--- mizzen /boot % ls -l /boot/efi/EFI/debian/grubx64.efi -rwxr-xr-x 1 root root 146432 Mar 26 10:30 /boot/efi/EFI/debian/grubx64.efi --- mizzen /boot % file /boot/efi/EFI/debian/grubx64.efi /boot/efi/EFI/debian/grubx64.efi: PE32+ executable (EFI application) x86-64 (stripped to external PDB), for MS Windows
grub-install copies images and modules into
/boot (mostly from
/usr/lib/grub/cpu-platform, which GRUB calls the “image directory”).
On Debian 9,
update-grub is just this simple shell script to call
#!/bin/sh set -e exec grub-mkconfig -o /boot/grub/grub.cfg "$@"
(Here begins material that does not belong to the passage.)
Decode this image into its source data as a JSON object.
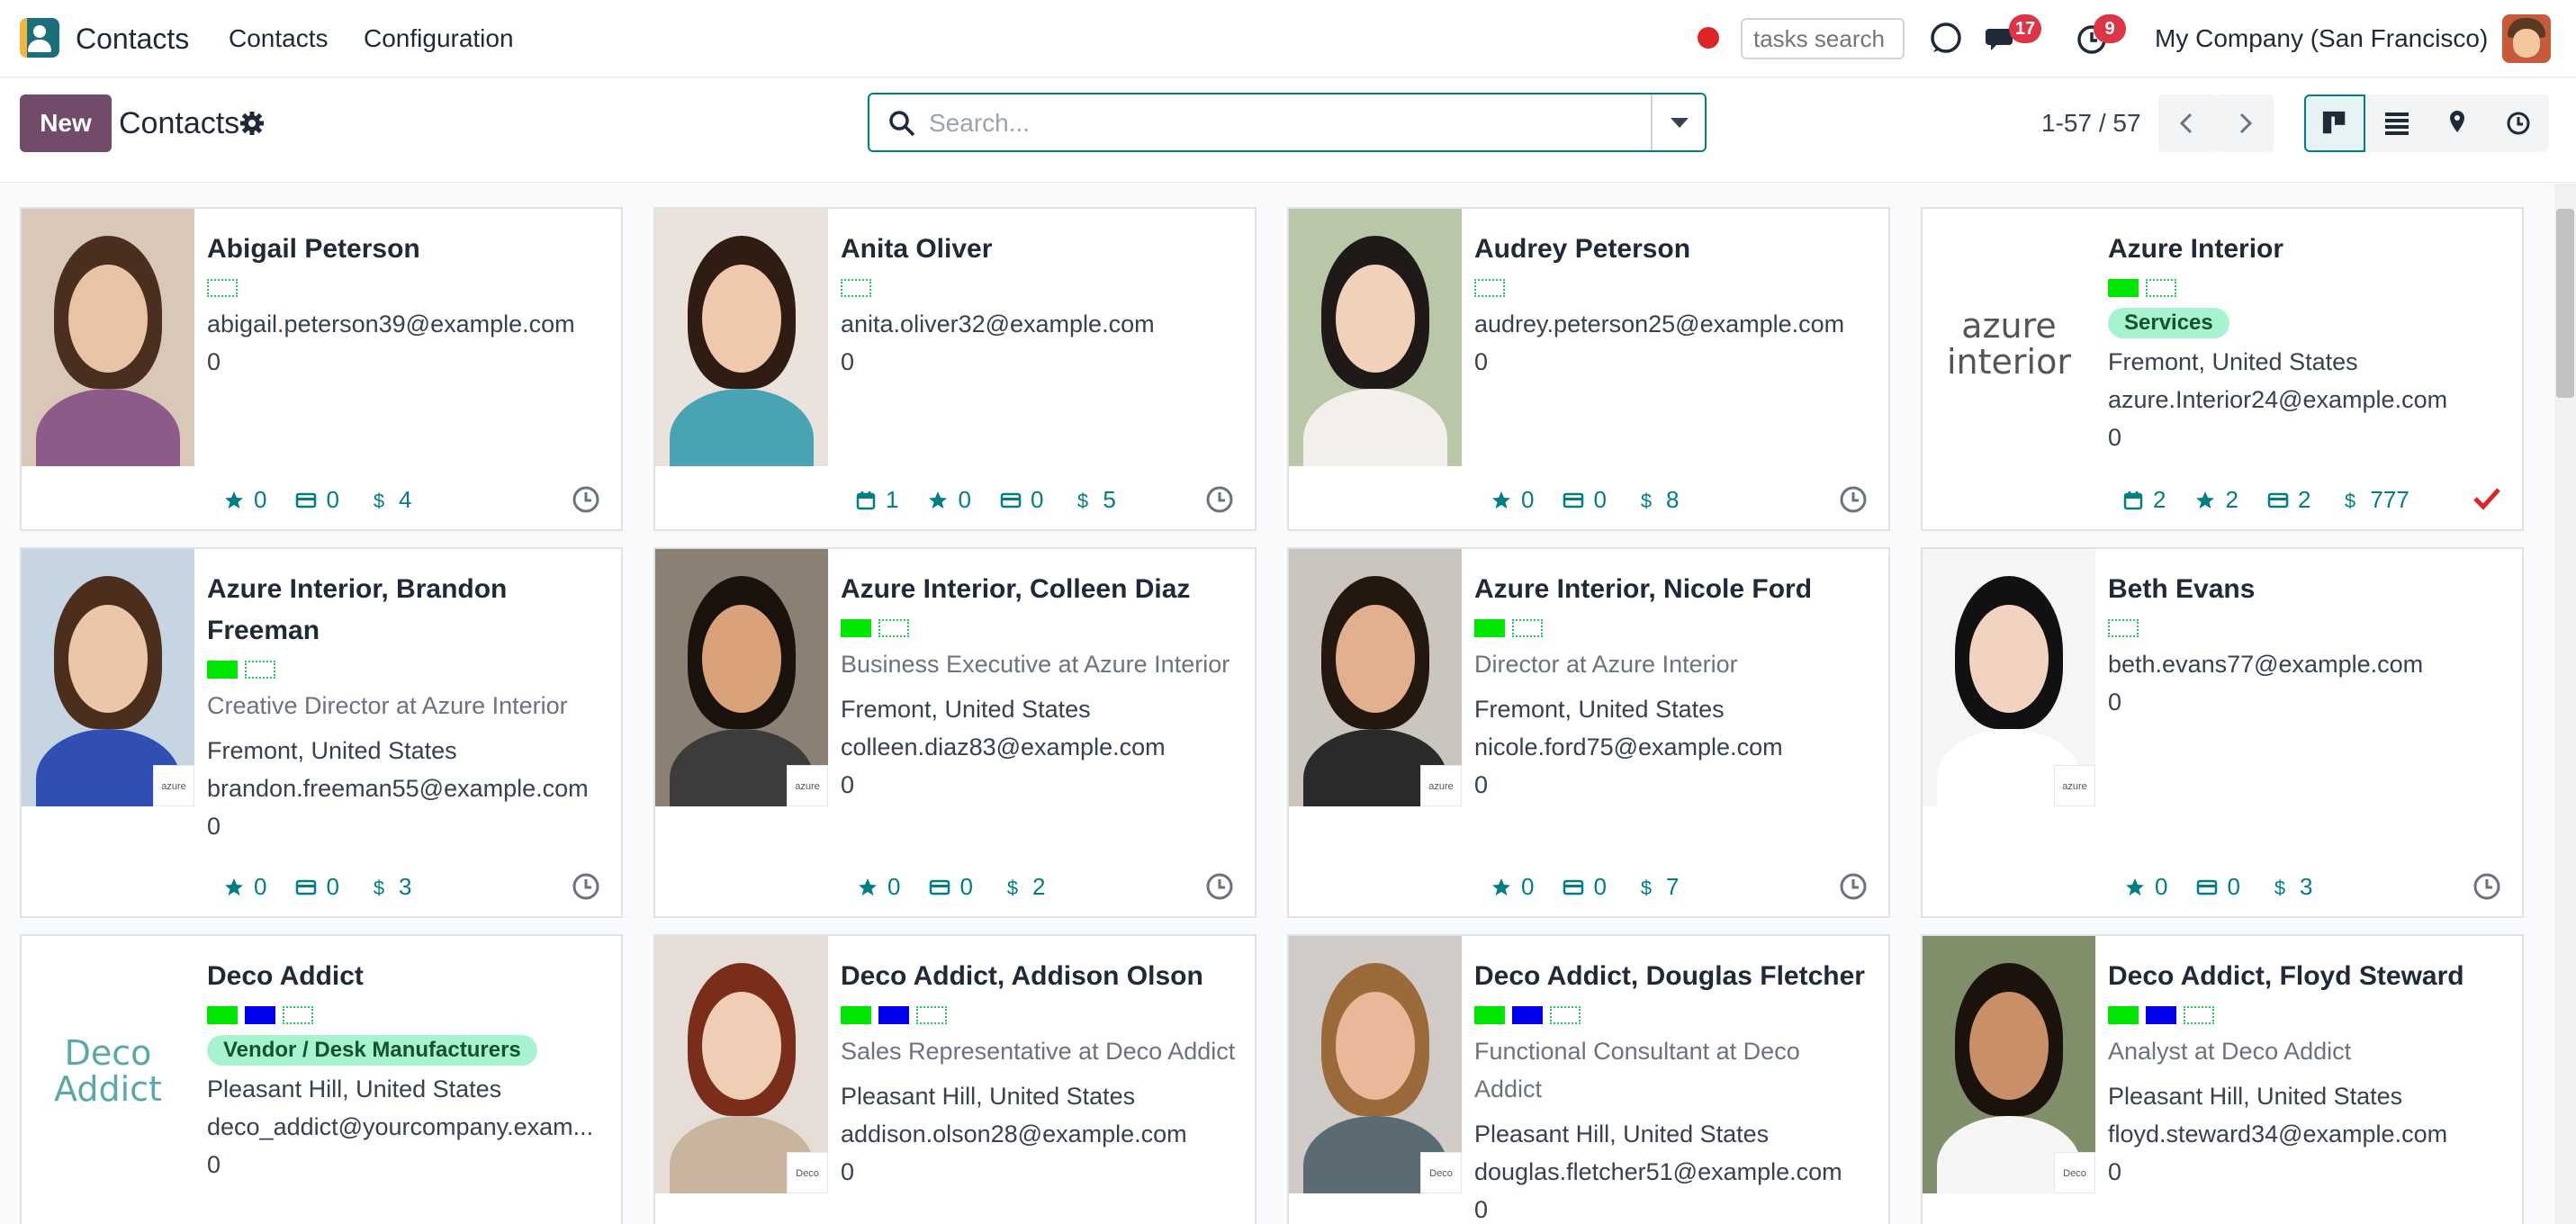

This generates the configuration file
/boot/grub/grub.cfg using templates from
/etc/grub.d and settings from
# efibootmgr -B -b 0001
With software RAID, where you might have a two-disk mirror for example, you may want to install GRUB to both disks like
grub-install --recheck --bootloader-id linux-sdb /dev/sdb and
grub-install --recheck --bootloader-id linux-sda /dev/sda.
N.B. — if we make multiple devices bootable (sda and sdb), the device against which we run
grub-install last/finally will become the first/default boot device.